## WHAT YOU WILL DO
Whatever appears in the records should be given again exactly, down to the last mark.

Extracted data entries
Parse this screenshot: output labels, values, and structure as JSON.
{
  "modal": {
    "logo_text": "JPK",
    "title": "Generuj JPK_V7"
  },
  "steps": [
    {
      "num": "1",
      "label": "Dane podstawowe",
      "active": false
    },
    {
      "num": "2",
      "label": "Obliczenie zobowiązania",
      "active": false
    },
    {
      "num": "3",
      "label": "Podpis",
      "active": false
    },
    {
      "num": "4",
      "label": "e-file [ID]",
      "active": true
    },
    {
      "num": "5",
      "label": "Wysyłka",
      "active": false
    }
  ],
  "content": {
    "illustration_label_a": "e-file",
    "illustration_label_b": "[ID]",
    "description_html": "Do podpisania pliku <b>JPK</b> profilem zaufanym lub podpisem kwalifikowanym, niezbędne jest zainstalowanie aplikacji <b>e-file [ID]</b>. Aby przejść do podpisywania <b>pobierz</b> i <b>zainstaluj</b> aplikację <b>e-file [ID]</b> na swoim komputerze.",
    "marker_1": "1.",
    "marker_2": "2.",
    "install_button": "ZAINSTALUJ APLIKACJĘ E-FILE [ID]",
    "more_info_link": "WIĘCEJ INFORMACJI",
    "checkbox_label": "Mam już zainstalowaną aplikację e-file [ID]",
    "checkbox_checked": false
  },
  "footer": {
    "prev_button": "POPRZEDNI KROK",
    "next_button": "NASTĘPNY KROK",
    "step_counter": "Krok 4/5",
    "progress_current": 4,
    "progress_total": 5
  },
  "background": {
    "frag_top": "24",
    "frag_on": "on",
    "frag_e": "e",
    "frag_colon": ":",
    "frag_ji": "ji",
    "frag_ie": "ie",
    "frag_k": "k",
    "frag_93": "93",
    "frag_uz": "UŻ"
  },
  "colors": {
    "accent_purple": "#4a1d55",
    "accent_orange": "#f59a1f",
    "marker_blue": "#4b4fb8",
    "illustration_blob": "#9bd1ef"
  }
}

## RESPONSE TO THE TASK
Parse this screenshot: output labels, values, and structure as JSON.
{
  "modal": {
    "logo_text": "JPK",
    "title": "Generuj JPK_V7"
  },
  "steps": [
    {
      "num": "1",
      "label": "Dane podstawowe",
      "active": false
    },
    {
      "num": "2",
      "label": "Obliczenie zobowiązania",
      "active": false
    },
    {
      "num": "3",
      "label": "Podpis",
      "active": false
    },
    {
      "num": "4",
      "label": "e-file [ID]",
      "active": true
    },
    {
      "num": "5",
      "label": "Wysyłka",
      "active": false
    }
  ],
  "content": {
    "illustration_label_a": "e-file",
    "illustration_label_b": "[ID]",
    "description_html": "Do podpisania pliku <b>JPK</b> profilem zaufanym lub podpisem kwalifikowanym, niezbędne jest zainstalowanie aplikacji <b>e-file [ID]</b>. Aby przejść do podpisywania <b>pobierz</b> i <b>zainstaluj</b> aplikację <b>e-file [ID]</b> na swoim komputerze.",
    "marker_1": "1.",
    "marker_2": "2.",
    "install_button": "ZAINSTALUJ APLIKACJĘ E-FILE [ID]",
    "more_info_link": "WIĘCEJ INFORMACJI",
    "checkbox_label": "Mam już zainstalowaną aplikację e-file [ID]",
    "checkbox_checked": false
  },
  "footer": {
    "prev_button": "POPRZEDNI KROK",
    "next_button": "NASTĘPNY KROK",
    "step_counter": "Krok 4/5",
    "progress_current": 4,
    "progress_total": 5
  },
  "background": {
    "frag_top": "24",
    "frag_on": "on",
    "frag_e": "e",
    "frag_colon": ":",
    "frag_ji": "ji",
    "frag_ie": "ie",
    "frag_k": "k",
    "frag_93": "93",
    "frag_uz": "UŻ"
  },
  "colors": {
    "accent_purple": "#4a1d55",
    "accent_orange": "#f59a1f",
    "marker_blue": "#4b4fb8",
    "illustration_blob": "#9bd1ef"
  }
}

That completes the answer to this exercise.